Dubai's Drydocks World is moving forward with its debt restructuring plans in the face of determined opposition from one hedge fund creditor.
The subsidiary of Dubai World, which is owned by the emirate's government, has asked a special tribunal to approve its US$2.2 billion debt plan. Under a 2009 law designed to protect state-owned entities from creditors, the tribunal—made up of three judges from the U.K. and Singapore—can force a settlement if it has the backing of creditors holding 75% of the debt in question.
Drydocks World already has the support of 87% of creditors, a figure expected to rise to 94% within a week. But don't expect Monarch Alternative Capital to be among the assenters.
The U.S. hedge fund, which last month won a US$72 million verdict against Drydocks World in a British court, probably won't go along, one of Drydocks' three nominees to oversee its debt plan, said.
"I remain skeptical that Monarch will agree to the deal," PricewaterhouseCoopers' Ian Schneider said. Monarch has accused Drydocks of defaulting on a loan.

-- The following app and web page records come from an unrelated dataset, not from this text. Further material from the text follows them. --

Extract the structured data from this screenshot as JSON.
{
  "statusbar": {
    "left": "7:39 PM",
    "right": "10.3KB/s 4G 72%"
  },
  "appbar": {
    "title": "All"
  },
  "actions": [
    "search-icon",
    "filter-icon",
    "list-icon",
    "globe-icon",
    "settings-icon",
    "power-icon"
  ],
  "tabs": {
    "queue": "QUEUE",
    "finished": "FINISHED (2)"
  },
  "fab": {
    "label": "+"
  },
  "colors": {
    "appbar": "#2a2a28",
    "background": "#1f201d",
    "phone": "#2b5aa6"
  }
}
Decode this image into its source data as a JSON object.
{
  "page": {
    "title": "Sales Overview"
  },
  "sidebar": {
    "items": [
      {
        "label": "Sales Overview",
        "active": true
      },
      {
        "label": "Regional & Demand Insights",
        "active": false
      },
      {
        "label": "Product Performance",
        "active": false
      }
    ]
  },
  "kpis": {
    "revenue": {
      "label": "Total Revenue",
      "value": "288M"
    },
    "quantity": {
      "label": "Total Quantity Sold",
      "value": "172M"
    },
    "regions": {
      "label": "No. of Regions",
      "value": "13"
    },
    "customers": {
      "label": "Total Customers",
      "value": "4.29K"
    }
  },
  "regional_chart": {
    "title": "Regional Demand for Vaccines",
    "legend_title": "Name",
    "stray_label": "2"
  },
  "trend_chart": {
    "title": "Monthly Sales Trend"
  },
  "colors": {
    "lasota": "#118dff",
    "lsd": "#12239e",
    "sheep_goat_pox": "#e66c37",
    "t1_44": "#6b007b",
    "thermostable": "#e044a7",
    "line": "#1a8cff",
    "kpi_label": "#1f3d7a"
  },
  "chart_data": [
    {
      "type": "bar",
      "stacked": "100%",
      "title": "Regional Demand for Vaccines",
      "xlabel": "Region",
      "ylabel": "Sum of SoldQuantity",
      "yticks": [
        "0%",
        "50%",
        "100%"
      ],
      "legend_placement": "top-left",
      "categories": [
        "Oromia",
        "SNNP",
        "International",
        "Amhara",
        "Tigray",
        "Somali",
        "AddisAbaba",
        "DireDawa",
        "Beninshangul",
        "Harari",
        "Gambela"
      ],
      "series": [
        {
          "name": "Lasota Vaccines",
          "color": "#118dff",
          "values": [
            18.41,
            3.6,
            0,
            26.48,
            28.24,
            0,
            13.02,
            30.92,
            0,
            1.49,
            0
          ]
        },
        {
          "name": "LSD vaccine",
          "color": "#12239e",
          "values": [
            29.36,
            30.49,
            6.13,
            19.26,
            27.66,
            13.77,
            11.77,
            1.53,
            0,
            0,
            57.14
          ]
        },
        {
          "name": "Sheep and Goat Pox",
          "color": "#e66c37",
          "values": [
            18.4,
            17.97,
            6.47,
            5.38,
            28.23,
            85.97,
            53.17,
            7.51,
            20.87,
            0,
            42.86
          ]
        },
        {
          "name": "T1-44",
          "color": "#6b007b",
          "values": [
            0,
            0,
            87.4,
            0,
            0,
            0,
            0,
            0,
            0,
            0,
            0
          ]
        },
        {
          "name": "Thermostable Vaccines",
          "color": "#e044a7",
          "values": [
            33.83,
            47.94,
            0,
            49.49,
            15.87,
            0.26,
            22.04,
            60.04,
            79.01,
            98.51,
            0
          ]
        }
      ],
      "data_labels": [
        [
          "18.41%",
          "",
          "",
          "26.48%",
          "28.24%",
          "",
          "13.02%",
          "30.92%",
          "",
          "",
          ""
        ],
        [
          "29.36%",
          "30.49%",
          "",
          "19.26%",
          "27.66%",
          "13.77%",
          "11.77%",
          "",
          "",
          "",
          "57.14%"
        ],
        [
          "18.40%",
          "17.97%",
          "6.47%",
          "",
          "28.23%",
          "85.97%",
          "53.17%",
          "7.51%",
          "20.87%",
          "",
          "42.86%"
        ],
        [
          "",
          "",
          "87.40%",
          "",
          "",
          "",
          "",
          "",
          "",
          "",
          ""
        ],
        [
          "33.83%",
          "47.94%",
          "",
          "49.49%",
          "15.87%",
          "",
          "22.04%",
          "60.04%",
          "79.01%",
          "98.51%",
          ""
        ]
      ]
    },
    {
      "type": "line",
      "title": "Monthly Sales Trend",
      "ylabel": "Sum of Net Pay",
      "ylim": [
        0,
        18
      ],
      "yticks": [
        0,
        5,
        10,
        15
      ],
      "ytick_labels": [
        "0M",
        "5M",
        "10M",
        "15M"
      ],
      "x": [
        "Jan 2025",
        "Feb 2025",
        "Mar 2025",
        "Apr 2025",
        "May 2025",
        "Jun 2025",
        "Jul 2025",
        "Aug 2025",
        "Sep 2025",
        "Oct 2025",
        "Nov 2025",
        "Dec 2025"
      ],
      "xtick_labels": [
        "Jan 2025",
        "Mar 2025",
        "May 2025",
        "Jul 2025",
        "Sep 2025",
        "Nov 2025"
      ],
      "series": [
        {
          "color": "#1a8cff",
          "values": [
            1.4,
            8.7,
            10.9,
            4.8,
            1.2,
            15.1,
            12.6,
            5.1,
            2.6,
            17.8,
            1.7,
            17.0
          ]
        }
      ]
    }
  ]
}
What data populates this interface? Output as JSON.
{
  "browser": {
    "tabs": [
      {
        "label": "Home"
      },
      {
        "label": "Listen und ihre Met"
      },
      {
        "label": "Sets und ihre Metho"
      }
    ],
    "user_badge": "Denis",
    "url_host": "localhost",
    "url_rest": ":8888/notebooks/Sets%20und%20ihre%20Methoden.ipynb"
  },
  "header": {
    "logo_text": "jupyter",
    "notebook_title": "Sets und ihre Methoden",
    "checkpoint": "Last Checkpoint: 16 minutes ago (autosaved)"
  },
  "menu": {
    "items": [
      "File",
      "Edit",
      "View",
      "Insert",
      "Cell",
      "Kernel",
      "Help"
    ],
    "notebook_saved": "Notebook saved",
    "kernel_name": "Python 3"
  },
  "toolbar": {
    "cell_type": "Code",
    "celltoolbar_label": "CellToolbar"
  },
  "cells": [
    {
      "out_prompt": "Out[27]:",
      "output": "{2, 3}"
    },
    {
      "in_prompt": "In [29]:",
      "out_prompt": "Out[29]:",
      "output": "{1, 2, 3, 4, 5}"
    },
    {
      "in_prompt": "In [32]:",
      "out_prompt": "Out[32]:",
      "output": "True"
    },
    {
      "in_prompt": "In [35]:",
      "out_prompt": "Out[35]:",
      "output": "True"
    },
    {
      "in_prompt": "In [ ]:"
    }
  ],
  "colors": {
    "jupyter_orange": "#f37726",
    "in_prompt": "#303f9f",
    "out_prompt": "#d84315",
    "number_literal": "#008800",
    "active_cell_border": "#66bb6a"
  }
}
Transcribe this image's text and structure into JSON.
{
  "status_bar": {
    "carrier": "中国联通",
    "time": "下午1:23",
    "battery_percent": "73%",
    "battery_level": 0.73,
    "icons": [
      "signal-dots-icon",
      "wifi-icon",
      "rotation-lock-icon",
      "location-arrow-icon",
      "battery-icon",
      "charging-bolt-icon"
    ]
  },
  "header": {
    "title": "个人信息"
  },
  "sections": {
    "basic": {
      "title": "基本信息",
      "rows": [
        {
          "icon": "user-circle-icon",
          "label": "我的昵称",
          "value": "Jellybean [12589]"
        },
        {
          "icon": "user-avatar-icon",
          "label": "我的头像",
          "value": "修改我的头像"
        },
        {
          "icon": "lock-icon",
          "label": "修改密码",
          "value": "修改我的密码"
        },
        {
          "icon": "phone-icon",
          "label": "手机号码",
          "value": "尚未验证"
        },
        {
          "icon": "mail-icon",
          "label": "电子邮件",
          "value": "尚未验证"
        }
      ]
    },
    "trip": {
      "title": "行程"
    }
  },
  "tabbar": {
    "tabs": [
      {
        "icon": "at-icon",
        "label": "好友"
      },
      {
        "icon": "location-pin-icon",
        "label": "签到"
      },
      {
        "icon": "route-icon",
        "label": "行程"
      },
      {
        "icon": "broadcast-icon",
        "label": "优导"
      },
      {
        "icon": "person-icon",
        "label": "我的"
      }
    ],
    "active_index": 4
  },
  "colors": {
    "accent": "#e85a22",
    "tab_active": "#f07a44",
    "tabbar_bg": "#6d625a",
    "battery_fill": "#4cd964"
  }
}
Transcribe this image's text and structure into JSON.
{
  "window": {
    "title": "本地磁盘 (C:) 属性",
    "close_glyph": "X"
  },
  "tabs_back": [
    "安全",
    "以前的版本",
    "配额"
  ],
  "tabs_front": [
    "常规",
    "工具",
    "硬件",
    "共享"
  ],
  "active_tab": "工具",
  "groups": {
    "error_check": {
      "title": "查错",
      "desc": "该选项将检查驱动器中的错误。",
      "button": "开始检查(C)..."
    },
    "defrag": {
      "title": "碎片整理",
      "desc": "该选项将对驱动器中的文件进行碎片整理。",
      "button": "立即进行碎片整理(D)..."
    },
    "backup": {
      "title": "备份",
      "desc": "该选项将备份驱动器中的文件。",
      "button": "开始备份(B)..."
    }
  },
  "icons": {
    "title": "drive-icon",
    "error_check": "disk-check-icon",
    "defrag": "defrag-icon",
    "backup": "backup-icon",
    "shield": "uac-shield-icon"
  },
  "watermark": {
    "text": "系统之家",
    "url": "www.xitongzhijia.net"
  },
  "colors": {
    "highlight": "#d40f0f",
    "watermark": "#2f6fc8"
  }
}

Still, Schneider said, the deal could be completed by early July. Under Drydocks' plan, the maturities on the loans would be extended by five years.